§ Task prompt: Using the entries that follow, state how many lines contain "title", with no other words.
─── Dataset entries
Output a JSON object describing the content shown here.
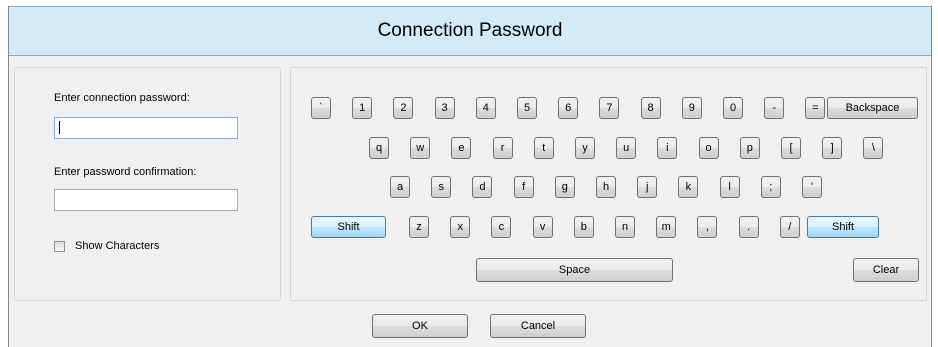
{
  "dialog": {
    "title": "Connection Password"
  },
  "form": {
    "password_label": "Enter connection password:",
    "password_value": "",
    "confirm_label": "Enter password confirmation:",
    "confirm_value": "",
    "show_characters_label": "Show Characters",
    "show_characters_checked": false
  },
  "keyboard": {
    "row1": [
      "`",
      "1",
      "2",
      "3",
      "4",
      "5",
      "6",
      "7",
      "8",
      "9",
      "0",
      "-",
      "="
    ],
    "backspace": "Backspace",
    "row2": [
      "q",
      "w",
      "e",
      "r",
      "t",
      "y",
      "u",
      "i",
      "o",
      "p",
      "[",
      "]",
      "\\"
    ],
    "row3": [
      "a",
      "s",
      "d",
      "f",
      "g",
      "h",
      "j",
      "k",
      "l",
      ";",
      "'"
    ],
    "row4": [
      "z",
      "x",
      "c",
      "v",
      "b",
      "n",
      "m",
      ",",
      ".",
      "/"
    ],
    "shift_left": "Shift",
    "shift_right": "Shift",
    "space": "Space",
    "clear": "Clear"
  },
  "buttons": {
    "ok": "OK",
    "cancel": "Cancel"
  }
}
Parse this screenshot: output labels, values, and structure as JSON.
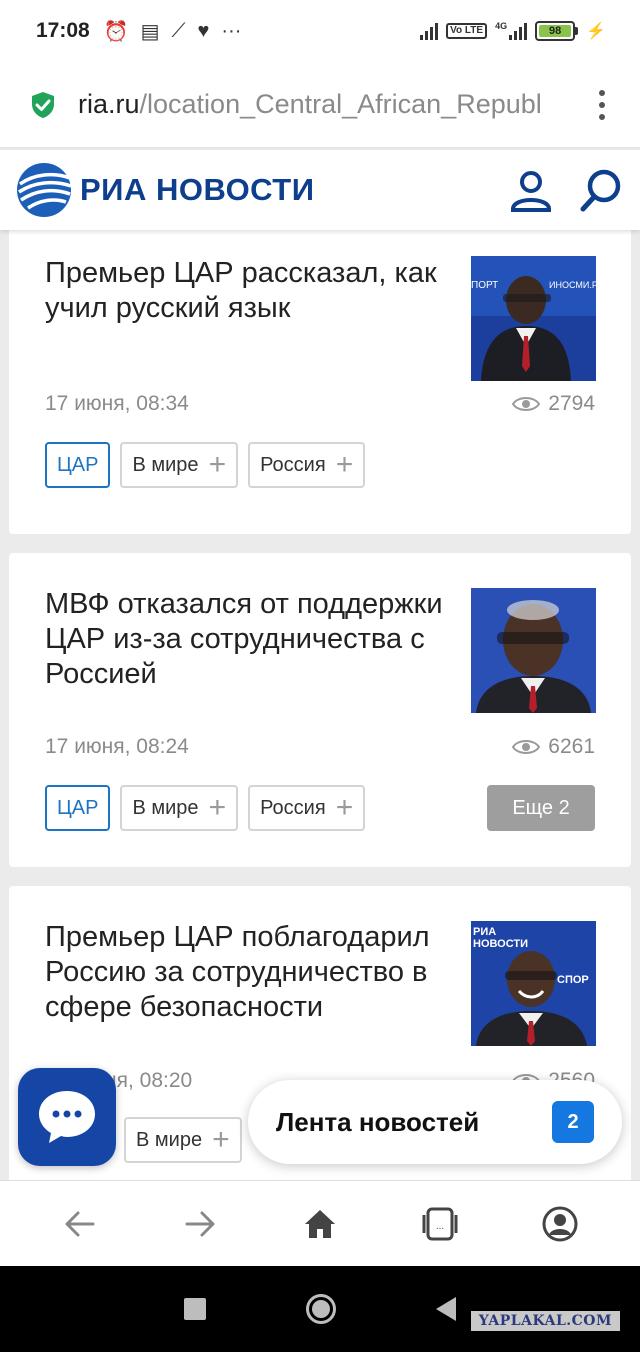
{
  "status_bar": {
    "time": "17:08",
    "battery": "98",
    "network": "4G",
    "volte": "Vo LTE",
    "icons": [
      "alarm-icon",
      "message-icon",
      "shoe-icon",
      "heart-icon",
      "more-icon"
    ]
  },
  "browser": {
    "url_host": "ria.ru",
    "url_path": "/location_Central_African_Republ",
    "secure_icon": "shield-check-icon",
    "menu_icon": "kebab-menu-icon"
  },
  "site": {
    "logo_text": "РИА НОВОСТИ",
    "brand_color": "#0e3f8c"
  },
  "articles": [
    {
      "title": "Премьер ЦАР рассказал, как учил русский язык",
      "date": "17 июня, 08:34",
      "views": "2794",
      "tags": [
        {
          "label": "ЦАР",
          "active": true
        },
        {
          "label": "В мире",
          "active": false
        },
        {
          "label": "Россия",
          "active": false
        }
      ]
    },
    {
      "title": "МВФ отказался от поддержки ЦАР из-за сотрудничества с Россией",
      "date": "17 июня, 08:24",
      "views": "6261",
      "tags": [
        {
          "label": "ЦАР",
          "active": true
        },
        {
          "label": "В мире",
          "active": false
        },
        {
          "label": "Россия",
          "active": false
        }
      ],
      "more_label": "Еще 2"
    },
    {
      "title": "Премьер ЦАР поблагодарил Россию за сотрудничество в сфере безопасности",
      "date_partial": "ня, 08:20",
      "views_partial": "2560",
      "tags": [
        {
          "label": "В мире",
          "active": false
        }
      ]
    }
  ],
  "floating": {
    "news_feed_label": "Лента новостей",
    "news_feed_count": "2"
  },
  "watermark": "YAPLAKAL.COM"
}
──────
§ Exercise solution: 4